Babcock LDP has published new Guidance for writing an SEN Information Report (February 2019). 

The Special Educational Needs and Disability Code of Practice (2015) says that every school must publish an SEN Information report on its website. This report should be kept up to date with significant changes and published annually each September.

If you have an SEN Policy do you need an SEN Information Report?

The SEN Information Report is different from the SEN Policy. The SEN Policy details the school’s ethos and approach to SEN whereas the SEN information report describes what has happened and how the policy has been implemented in the last academic year.

Who is the SEN Information Report for?

The primary audience for the report is parents and carers. It is important to ensure the language used within the report is written in plain English. Best practice would be to involve and consult parents in the drawing up and review of the report. It is advised the report is published using a Dyslexia-friendly ‘sans serif’ font such as Arial, Comic Sans, Century Gothic, Verdana, Trebuchet or Calibri.

What’s in an SEN Information Report?

The SEN Information report must contain:

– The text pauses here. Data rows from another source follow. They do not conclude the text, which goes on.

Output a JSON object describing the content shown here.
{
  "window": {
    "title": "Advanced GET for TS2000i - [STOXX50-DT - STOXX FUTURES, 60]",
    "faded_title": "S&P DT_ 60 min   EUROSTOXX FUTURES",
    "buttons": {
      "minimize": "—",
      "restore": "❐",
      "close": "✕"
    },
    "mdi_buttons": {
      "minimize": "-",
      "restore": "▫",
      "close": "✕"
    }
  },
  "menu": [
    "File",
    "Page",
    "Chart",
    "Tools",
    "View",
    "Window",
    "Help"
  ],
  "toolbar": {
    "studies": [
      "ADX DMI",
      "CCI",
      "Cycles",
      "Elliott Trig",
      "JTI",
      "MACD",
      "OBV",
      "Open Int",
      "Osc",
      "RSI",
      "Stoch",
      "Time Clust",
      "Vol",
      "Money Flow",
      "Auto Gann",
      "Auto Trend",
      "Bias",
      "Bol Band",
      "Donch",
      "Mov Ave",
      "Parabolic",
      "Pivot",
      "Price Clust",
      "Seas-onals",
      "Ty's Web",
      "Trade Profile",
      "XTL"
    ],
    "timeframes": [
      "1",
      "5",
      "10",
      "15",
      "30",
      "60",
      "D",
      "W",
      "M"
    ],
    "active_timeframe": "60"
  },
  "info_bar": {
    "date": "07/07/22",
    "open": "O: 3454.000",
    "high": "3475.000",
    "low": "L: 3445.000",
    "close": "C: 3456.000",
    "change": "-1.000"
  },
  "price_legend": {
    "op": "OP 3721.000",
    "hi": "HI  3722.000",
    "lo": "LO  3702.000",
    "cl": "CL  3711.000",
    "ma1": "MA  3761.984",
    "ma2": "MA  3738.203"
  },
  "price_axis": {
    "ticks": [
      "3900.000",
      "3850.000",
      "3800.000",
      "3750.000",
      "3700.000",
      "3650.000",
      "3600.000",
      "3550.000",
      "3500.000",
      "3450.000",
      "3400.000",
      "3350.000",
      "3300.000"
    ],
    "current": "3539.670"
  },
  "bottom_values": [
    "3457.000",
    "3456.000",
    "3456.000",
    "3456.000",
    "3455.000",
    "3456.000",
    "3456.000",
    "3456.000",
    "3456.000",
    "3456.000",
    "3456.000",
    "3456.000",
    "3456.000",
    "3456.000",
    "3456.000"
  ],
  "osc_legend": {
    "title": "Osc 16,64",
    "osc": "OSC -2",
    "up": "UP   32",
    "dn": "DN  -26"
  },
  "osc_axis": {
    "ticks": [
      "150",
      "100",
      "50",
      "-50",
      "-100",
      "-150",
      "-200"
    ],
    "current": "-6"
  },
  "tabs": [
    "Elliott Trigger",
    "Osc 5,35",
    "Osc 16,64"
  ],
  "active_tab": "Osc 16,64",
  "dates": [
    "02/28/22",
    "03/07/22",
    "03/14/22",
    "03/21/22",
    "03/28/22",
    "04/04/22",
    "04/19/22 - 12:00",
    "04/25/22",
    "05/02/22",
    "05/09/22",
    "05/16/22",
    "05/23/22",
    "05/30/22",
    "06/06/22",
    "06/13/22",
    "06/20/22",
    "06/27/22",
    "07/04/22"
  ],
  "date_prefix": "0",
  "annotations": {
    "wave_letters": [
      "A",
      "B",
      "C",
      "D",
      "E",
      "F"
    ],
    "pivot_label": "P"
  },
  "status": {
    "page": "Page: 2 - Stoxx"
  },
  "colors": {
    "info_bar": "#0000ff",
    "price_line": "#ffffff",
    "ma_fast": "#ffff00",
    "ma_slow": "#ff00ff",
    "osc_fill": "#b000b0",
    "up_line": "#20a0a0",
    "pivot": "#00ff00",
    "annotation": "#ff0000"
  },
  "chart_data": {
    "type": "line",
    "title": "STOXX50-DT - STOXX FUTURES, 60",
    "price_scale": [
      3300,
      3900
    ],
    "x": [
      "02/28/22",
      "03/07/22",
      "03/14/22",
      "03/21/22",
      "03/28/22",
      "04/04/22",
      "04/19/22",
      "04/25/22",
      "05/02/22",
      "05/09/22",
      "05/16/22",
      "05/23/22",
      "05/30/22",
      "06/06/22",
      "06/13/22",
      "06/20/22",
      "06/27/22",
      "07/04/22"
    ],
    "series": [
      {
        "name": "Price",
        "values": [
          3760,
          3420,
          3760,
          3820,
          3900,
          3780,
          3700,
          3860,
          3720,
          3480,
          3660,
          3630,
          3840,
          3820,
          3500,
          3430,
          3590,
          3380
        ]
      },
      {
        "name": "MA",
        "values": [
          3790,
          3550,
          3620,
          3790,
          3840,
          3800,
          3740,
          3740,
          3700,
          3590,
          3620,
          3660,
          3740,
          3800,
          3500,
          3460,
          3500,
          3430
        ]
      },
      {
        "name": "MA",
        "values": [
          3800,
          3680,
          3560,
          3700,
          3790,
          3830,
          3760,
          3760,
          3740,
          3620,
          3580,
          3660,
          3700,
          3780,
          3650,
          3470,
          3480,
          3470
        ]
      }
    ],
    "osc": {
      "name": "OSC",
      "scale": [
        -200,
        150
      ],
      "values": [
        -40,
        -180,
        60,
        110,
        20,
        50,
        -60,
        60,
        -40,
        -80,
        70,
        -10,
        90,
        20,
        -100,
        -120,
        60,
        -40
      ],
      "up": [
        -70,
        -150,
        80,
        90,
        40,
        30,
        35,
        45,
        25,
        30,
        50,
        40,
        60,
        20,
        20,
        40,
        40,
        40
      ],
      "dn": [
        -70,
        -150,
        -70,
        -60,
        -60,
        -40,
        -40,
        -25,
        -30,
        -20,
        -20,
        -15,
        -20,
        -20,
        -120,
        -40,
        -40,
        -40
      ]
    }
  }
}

• the kinds of SEN that are provided for
• policies for identifying children and young people with SEN and assessing their needs, including the name and contact details of the SENCO (mainstream schools)
• arrangements for consulting parents of children with SEN and involving them in their child’s education
• arrangements for consulting young people with SEN and involving them in their education
• arrangements for assessing and reviewing children and young people’s progress towards outcomes. This should include the opportunities available to work with parents and young people as part of this assessment and review
• arrangements for supporting children and young people in moving between phases of education and in preparing for adulthood. As young people prepare for adulthood outcomes should reflect their ambitions, which could include higher education, employment, independent living and participation in society
• the approach to teaching children and young people with SEN
• how adaptations are made to the curriculum and the learning environment of children and young people with SEN
• the expertise and training of staff to support children and young people with SEN, including how specialist expertise will be secured
• evaluating the effectiveness of the provision made for children and young people with SEN
• how children and young people with SEN are enabled to engage in activities available with children and young people in the school who do not have SEN
• support for improving emotional and social development. This should include extra pastoral support arrangements for listening to the views of children and young people with SEN and measures to prevent bullying
• how the school involves other bodies, including health and social care bodies, local authority support services and voluntary sector organisations, in meeting children and young people’s SEN and supporting their families
• arrangements for handling complaints from parents of children with SEN about the provision made at the school

The guidance is designed to help schools to decide what information to include in the report. It is not an exhaustive list of information but a suggestion of the types of information schools may wish to include.